Today’s top tech news

The UK’s National Crime Agency (NCA) website has fallen victim to cyber attackers, reports Guardian.co.uk. A Distributed Denial of Service (DDoS) attack was launched against the NCA, which is seen as a retaliation by Lizard Squad for the six teenagers... Read more

Today’s top tech news

British spy agencies have checked leaked Ashley Madison records to see if their staff are vulnerable to blackmail, reports Telegraph.co.uk. A senior government source has revealed that personal data from the dating website, which has been published on the dark... Read more

Today’s top tech news

Children should be warned about the dangers of the web sooner, reports SkyNews.com. Baroness Shields, the former head of Facebook’s Europe division, has warned children should be informed about cyber-bullying and grooming sooner. Her remarks come as a YouGov poll... Read more

Today’s top tech news

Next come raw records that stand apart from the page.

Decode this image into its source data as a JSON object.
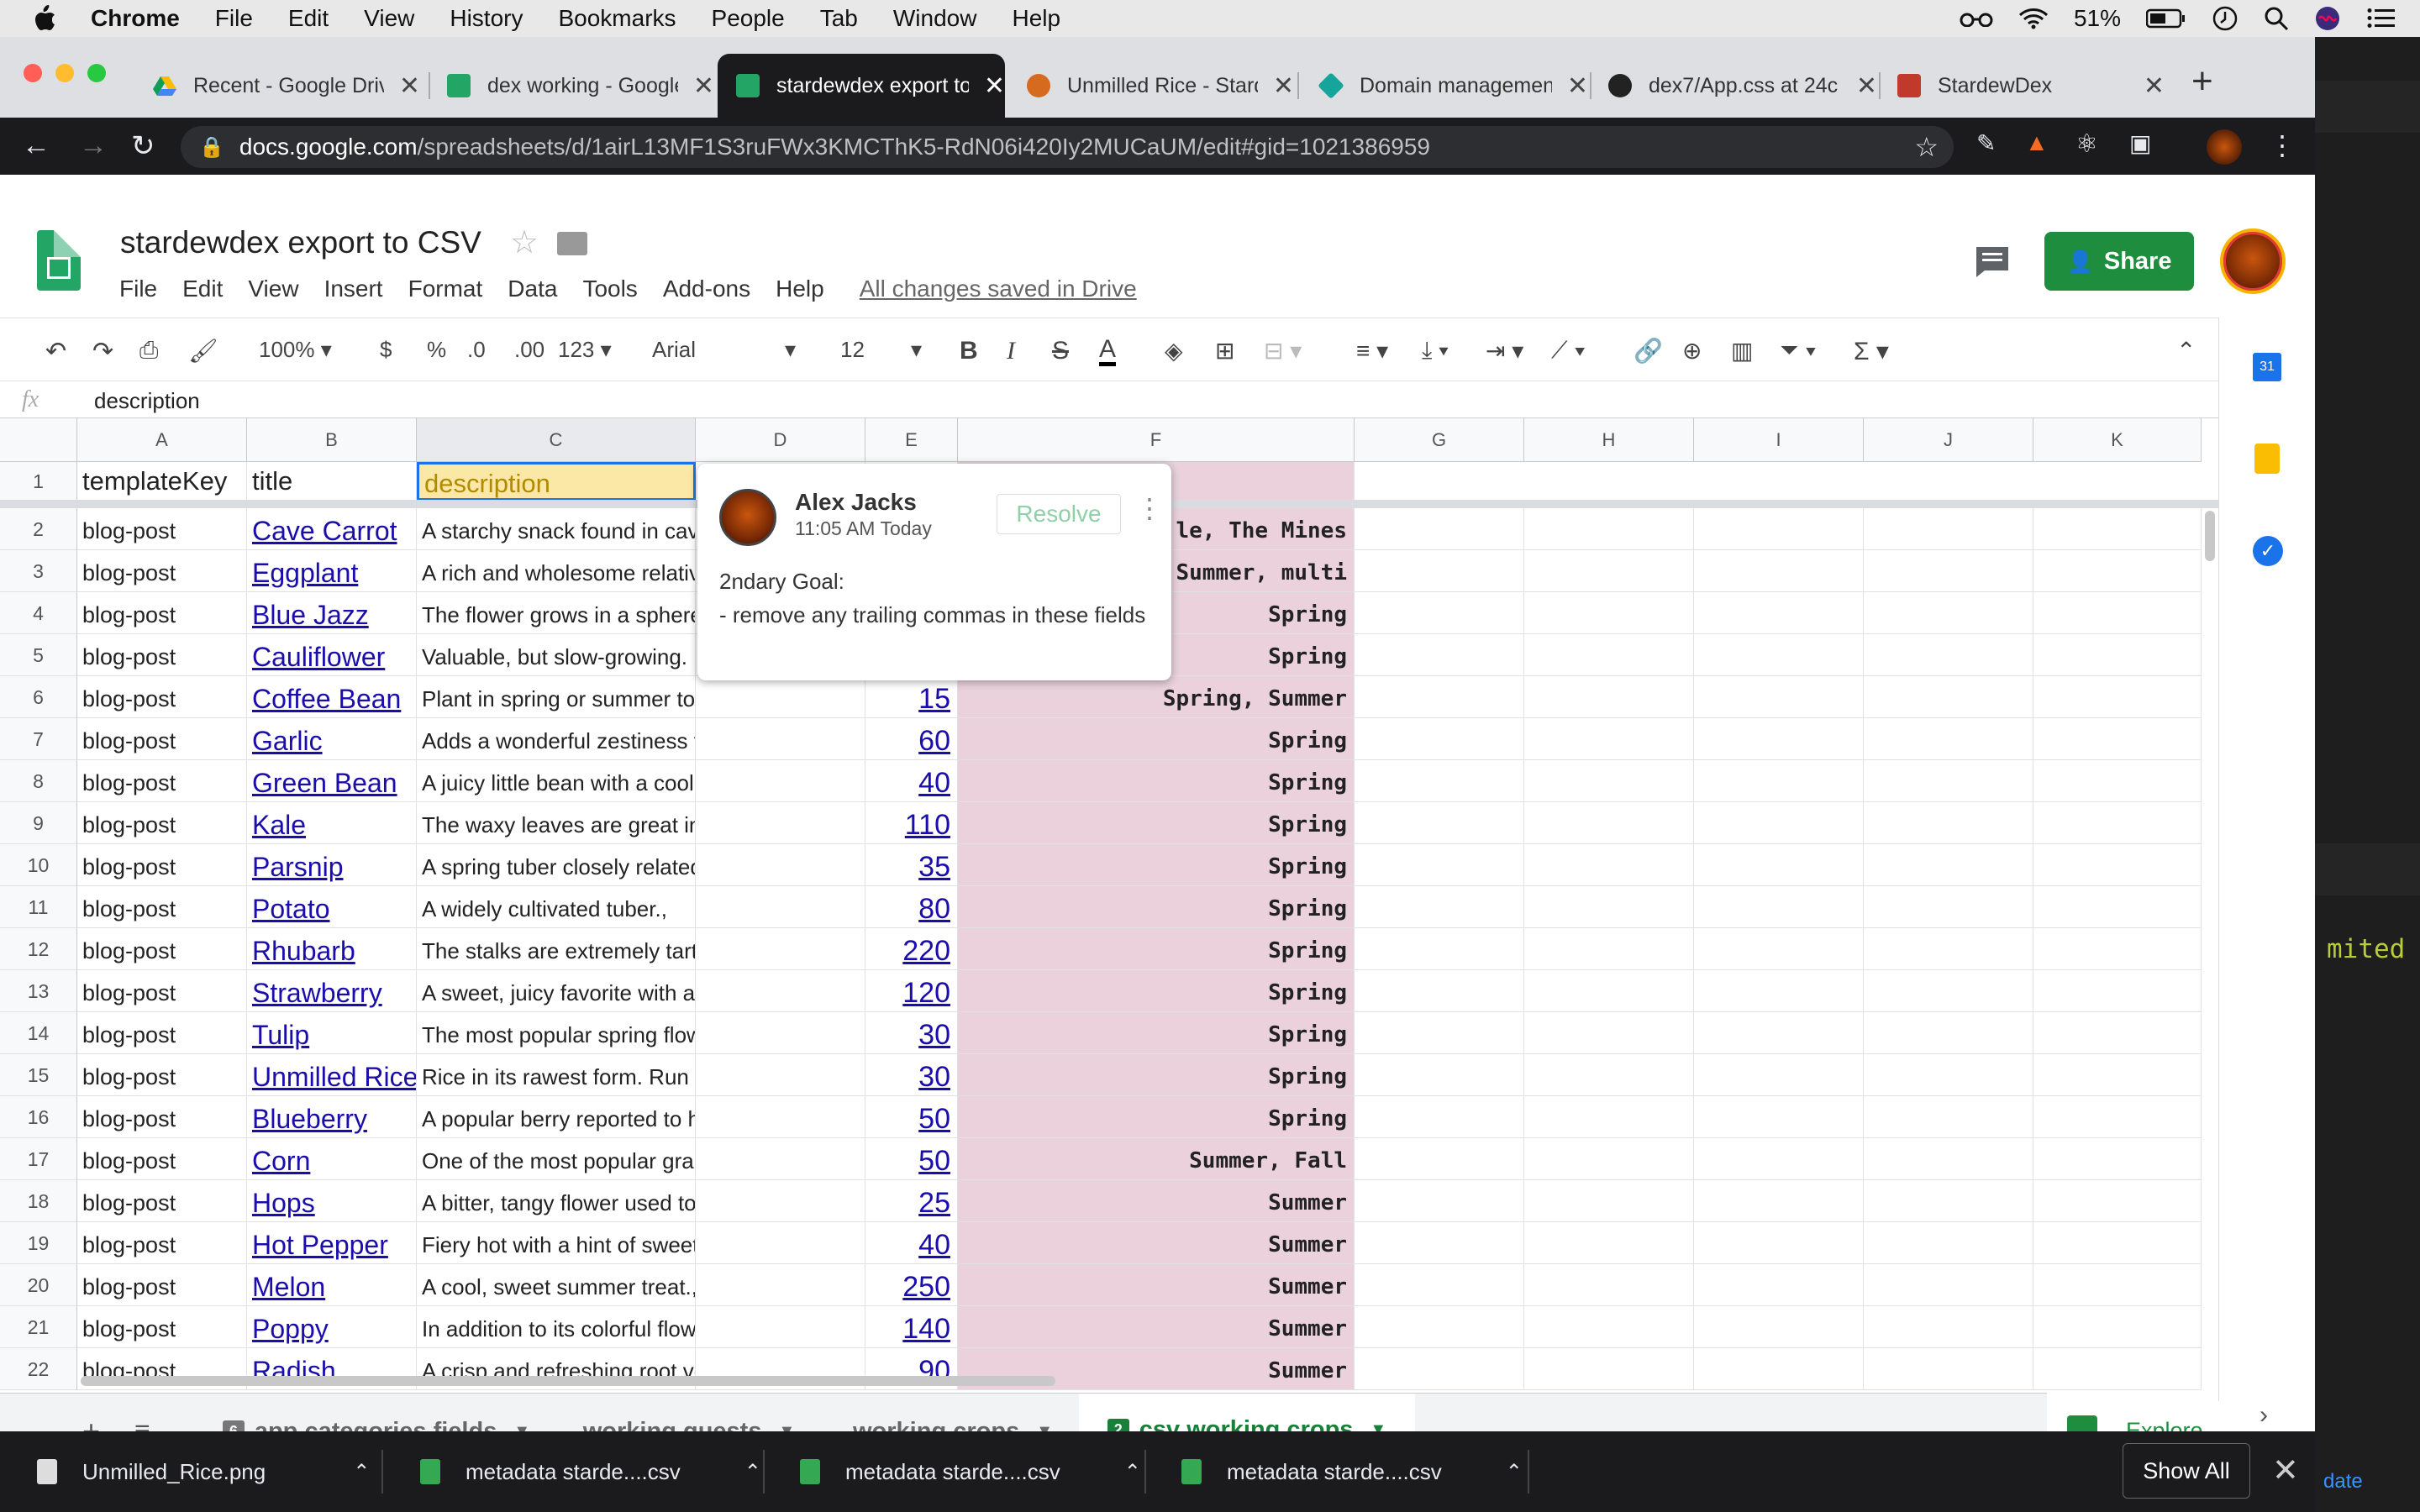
{
  "menubar": {
    "app": "Chrome",
    "items": [
      "File",
      "Edit",
      "View",
      "History",
      "Bookmarks",
      "People",
      "Tab",
      "Window",
      "Help"
    ],
    "battery": "51%"
  },
  "tabs": [
    {
      "title": "Recent - Google Drive",
      "favicon": "google-drive-icon"
    },
    {
      "title": "dex working - Google Sheets",
      "favicon": "sheets-icon"
    },
    {
      "title": "stardewdex export to CSV",
      "favicon": "sheets-icon",
      "active": true
    },
    {
      "title": "Unmilled Rice - Stardew",
      "favicon": "rice-icon"
    },
    {
      "title": "Domain management",
      "favicon": "netlify-icon"
    },
    {
      "title": "dex7/App.css at 24c",
      "favicon": "github-icon"
    },
    {
      "title": "StardewDex",
      "favicon": "stardew-icon"
    }
  ],
  "url": {
    "host": "docs.google.com",
    "path": "/spreadsheets/d/1airL13MF1S3ruFWx3KMCThK5-RdN06i420Iy2MUCaUM/edit#gid=1021386959"
  },
  "doc": {
    "title": "stardewdex export to CSV",
    "menus": [
      "File",
      "Edit",
      "View",
      "Insert",
      "Format",
      "Data",
      "Tools",
      "Add-ons",
      "Help"
    ],
    "saved": "All changes saved in Drive",
    "share": "Share"
  },
  "format_toolbar": {
    "zoom": "100%",
    "currency": "$",
    "percent": "%",
    "dec_less": ".0",
    "dec_more": ".00",
    "more_formats": "123",
    "font": "Arial",
    "font_size": "12"
  },
  "formula_bar": {
    "fx": "fx",
    "value": "description"
  },
  "columns": [
    "A",
    "B",
    "C",
    "D",
    "E",
    "F",
    "G",
    "H",
    "I",
    "J",
    "K"
  ],
  "header_row": {
    "num": "1",
    "a": "templateKey",
    "b": "title",
    "c": "description"
  },
  "rows": [
    {
      "n": "2",
      "a": "blog-post",
      "b": "Cave Carrot",
      "c": "A starchy snack found in cave",
      "e": "",
      "f": "le, The Mines"
    },
    {
      "n": "3",
      "a": "blog-post",
      "b": "Eggplant",
      "c": "A rich and wholesome relative",
      "e": "",
      "f": "Summer, multi"
    },
    {
      "n": "4",
      "a": "blog-post",
      "b": "Blue Jazz",
      "c": "The flower grows in a sphere",
      "e": "",
      "f": "Spring"
    },
    {
      "n": "5",
      "a": "blog-post",
      "b": "Cauliflower",
      "c": "Valuable, but slow-growing. D",
      "e": "",
      "f": "Spring"
    },
    {
      "n": "6",
      "a": "blog-post",
      "b": "Coffee Bean",
      "c": "Plant in spring or summer to grow a coffee pla",
      "e": "15",
      "f": "Spring, Summer"
    },
    {
      "n": "7",
      "a": "blog-post",
      "b": "Garlic",
      "c": "Adds a wonderful zestiness to dishes. High qu",
      "e": "60",
      "f": "Spring"
    },
    {
      "n": "8",
      "a": "blog-post",
      "b": "Green Bean",
      "c": "A juicy little bean with a cool, crisp snap.,",
      "e": "40",
      "f": "Spring"
    },
    {
      "n": "9",
      "a": "blog-post",
      "b": "Kale",
      "c": "The waxy leaves are great in soups and stir fr",
      "e": "110",
      "f": "Spring"
    },
    {
      "n": "10",
      "a": "blog-post",
      "b": "Parsnip",
      "c": "A spring tuber closely related to the carrot. It h",
      "e": "35",
      "f": "Spring"
    },
    {
      "n": "11",
      "a": "blog-post",
      "b": "Potato",
      "c": "A widely cultivated tuber.,",
      "e": "80",
      "f": "Spring"
    },
    {
      "n": "12",
      "a": "blog-post",
      "b": "Rhubarb",
      "c": "The stalks are extremely tart, but make a grea",
      "e": "220",
      "f": "Spring"
    },
    {
      "n": "13",
      "a": "blog-post",
      "b": "Strawberry",
      "c": "A sweet, juicy favorite with an appealing red c",
      "e": "120",
      "f": "Spring"
    },
    {
      "n": "14",
      "a": "blog-post",
      "b": "Tulip",
      "c": "The most popular spring flower. Has a very fai",
      "e": "30",
      "f": "Spring"
    },
    {
      "n": "15",
      "a": "blog-post",
      "b": "Unmilled Rice",
      "c": "Rice in its rawest form. Run this through a mill",
      "e": "30",
      "f": "Spring"
    },
    {
      "n": "16",
      "a": "blog-post",
      "b": "Blueberry",
      "c": "A popular berry reported to have many health",
      "e": "50",
      "f": "Spring"
    },
    {
      "n": "17",
      "a": "blog-post",
      "b": "Corn",
      "c": "One of the most popular grains. The sweet, fre",
      "e": "50",
      "f": "Summer, Fall"
    },
    {
      "n": "18",
      "a": "blog-post",
      "b": "Hops",
      "c": "A bitter, tangy flower used to flavor beer.,",
      "e": "25",
      "f": "Summer"
    },
    {
      "n": "19",
      "a": "blog-post",
      "b": "Hot Pepper",
      "c": "Fiery hot with a hint of sweetness.,",
      "e": "40",
      "f": "Summer"
    },
    {
      "n": "20",
      "a": "blog-post",
      "b": "Melon",
      "c": "A cool, sweet summer treat.,",
      "e": "250",
      "f": "Summer"
    },
    {
      "n": "21",
      "a": "blog-post",
      "b": "Poppy",
      "c": "In addition to its colorful flower, the Poppy has",
      "e": "140",
      "f": "Summer"
    },
    {
      "n": "22",
      "a": "blog-post",
      "b": "Radish",
      "c": "A crisp and refreshing root vegetable with hint",
      "e": "90",
      "f": "Summer"
    }
  ],
  "comment": {
    "author": "Alex Jacks",
    "time": "11:05 AM Today",
    "resolve": "Resolve",
    "line1": "2ndary Goal:",
    "line2": "- remove any trailing commas in these fields"
  },
  "sheet_tabs": [
    {
      "label": "app categories fields",
      "num": "6"
    },
    {
      "label": "working quests"
    },
    {
      "label": "working crops"
    },
    {
      "label": "csv working crops",
      "num": "2",
      "active": true
    }
  ],
  "explore": "Explore",
  "downloads": [
    {
      "name": "Unmilled_Rice.png"
    },
    {
      "name": "metadata starde....csv"
    },
    {
      "name": "metadata starde....csv"
    },
    {
      "name": "metadata starde....csv"
    }
  ],
  "show_all": "Show All",
  "bg_editor": {
    "text": "mited",
    "link": "date"
  },
  "colors": {
    "accent": "#1e8e3e",
    "highlight": "#ead1dc",
    "link": "#1a0dab"
  }
}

Facebook has launched its own digital assistant to rival Apple’s Siri and Microsoft’s Cortana, reports BBC.co.uk. “M is a personal digital assistant inside of Messenger that completes tasks and finds information on your behalf,” explains David Marcus, Head of Messenger... Read more